[DESCRIPTION OF THE TASK]: Among the entries below, tally the lines that include "name", and give the number alone.

[THE INPUT]:

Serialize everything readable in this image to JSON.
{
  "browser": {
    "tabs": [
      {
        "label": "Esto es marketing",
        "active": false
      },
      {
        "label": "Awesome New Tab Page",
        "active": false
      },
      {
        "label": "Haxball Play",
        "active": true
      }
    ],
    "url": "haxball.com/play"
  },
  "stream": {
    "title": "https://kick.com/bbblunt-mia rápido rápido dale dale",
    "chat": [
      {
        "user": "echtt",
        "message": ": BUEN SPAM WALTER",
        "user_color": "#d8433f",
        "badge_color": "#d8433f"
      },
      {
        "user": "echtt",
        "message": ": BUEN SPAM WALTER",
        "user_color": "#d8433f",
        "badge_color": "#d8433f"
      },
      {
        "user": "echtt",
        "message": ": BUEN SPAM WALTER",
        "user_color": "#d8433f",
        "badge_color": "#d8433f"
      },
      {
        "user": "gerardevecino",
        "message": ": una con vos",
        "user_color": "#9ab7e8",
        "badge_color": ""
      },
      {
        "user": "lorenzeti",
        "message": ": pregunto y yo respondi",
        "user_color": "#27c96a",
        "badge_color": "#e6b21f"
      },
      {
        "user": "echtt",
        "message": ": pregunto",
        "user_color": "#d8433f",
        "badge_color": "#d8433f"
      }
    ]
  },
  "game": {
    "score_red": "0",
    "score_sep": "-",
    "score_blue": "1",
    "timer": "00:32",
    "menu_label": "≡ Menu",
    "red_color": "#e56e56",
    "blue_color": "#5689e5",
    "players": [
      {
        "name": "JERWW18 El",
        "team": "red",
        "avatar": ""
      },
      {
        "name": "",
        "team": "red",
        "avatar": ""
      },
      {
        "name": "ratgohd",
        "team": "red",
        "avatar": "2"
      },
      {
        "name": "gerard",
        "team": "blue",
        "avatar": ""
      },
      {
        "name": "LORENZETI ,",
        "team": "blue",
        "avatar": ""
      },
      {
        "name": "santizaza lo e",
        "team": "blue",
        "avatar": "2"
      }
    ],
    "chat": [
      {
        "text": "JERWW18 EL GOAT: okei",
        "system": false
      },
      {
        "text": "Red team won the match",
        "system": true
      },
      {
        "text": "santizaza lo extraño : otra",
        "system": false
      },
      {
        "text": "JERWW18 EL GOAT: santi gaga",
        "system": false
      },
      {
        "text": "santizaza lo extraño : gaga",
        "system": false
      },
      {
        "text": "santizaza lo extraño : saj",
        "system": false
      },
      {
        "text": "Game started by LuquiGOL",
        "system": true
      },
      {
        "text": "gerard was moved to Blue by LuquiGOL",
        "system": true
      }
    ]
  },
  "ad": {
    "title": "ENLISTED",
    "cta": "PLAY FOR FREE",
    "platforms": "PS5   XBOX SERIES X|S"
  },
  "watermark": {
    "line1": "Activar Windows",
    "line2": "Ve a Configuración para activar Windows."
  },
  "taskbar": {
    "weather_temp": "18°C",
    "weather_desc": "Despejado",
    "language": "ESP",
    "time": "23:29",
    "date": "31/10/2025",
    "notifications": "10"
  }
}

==

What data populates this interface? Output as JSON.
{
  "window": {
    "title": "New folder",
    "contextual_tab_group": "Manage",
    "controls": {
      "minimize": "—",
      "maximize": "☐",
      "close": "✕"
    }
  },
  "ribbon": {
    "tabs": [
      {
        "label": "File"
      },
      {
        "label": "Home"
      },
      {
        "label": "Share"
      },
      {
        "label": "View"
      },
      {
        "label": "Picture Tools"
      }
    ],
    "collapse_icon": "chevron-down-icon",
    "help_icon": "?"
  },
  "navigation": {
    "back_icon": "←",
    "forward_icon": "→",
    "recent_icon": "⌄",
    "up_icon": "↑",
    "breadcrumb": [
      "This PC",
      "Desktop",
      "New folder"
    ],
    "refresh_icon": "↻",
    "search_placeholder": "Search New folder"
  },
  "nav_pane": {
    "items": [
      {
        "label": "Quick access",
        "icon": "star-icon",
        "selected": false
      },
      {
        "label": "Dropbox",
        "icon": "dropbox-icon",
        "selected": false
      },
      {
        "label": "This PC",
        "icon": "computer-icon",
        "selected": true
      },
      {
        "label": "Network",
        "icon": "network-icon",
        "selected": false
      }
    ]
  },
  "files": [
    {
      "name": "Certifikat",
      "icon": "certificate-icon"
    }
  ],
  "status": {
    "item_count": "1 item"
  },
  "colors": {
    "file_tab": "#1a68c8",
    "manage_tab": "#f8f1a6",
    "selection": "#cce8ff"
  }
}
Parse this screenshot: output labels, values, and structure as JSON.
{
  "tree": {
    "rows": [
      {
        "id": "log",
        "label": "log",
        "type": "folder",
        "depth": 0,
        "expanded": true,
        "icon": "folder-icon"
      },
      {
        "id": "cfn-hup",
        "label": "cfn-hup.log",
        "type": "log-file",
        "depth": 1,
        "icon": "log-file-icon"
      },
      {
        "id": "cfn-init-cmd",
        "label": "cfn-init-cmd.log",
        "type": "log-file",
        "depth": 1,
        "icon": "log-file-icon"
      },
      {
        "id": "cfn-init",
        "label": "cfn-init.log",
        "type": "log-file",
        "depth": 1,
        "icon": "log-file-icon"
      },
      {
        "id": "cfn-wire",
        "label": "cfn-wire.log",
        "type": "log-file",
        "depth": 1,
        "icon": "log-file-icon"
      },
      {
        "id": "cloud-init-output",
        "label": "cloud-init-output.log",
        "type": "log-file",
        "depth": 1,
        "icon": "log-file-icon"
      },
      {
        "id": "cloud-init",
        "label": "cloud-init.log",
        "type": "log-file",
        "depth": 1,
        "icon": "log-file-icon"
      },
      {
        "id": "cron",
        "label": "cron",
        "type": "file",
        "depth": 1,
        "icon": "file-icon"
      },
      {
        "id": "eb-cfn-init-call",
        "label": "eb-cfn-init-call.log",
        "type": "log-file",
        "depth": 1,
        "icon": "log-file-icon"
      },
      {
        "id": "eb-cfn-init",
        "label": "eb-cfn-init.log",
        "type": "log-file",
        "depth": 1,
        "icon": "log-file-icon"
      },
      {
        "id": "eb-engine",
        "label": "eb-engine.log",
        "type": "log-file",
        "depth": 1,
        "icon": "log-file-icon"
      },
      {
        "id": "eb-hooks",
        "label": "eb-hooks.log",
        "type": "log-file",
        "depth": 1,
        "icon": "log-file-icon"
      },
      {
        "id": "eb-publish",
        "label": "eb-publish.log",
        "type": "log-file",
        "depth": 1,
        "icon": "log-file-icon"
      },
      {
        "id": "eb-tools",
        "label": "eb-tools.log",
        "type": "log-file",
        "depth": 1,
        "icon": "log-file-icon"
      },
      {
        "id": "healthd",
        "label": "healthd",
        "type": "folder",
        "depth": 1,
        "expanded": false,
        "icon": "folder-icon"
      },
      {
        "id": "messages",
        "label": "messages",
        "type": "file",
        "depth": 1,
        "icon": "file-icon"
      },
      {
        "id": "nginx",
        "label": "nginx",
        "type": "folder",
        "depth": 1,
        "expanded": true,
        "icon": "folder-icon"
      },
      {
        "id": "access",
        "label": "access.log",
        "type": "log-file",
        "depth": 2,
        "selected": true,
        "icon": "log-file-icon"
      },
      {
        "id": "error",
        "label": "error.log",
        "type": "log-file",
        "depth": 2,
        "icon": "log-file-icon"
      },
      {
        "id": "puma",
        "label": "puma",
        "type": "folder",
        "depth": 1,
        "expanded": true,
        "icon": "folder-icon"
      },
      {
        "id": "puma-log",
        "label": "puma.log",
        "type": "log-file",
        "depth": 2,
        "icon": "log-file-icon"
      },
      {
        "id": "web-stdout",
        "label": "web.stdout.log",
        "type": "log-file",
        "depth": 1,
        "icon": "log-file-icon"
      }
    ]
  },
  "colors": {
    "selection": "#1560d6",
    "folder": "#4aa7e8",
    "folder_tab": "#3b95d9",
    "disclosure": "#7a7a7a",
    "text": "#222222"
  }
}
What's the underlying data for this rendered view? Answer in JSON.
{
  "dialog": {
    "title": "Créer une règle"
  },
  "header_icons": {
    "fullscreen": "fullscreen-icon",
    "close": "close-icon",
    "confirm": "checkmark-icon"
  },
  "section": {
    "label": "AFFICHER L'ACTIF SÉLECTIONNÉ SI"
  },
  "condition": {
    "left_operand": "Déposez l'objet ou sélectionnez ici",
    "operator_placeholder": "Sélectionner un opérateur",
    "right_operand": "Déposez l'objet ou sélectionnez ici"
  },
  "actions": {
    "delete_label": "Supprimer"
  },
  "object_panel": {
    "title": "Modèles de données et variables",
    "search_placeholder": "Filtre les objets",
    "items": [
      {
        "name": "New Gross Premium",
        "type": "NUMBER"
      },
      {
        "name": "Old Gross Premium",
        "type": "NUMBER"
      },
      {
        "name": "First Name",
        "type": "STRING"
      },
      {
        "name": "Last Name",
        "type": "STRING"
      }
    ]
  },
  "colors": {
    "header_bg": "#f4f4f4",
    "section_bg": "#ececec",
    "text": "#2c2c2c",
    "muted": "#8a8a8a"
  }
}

[REPLY]: 11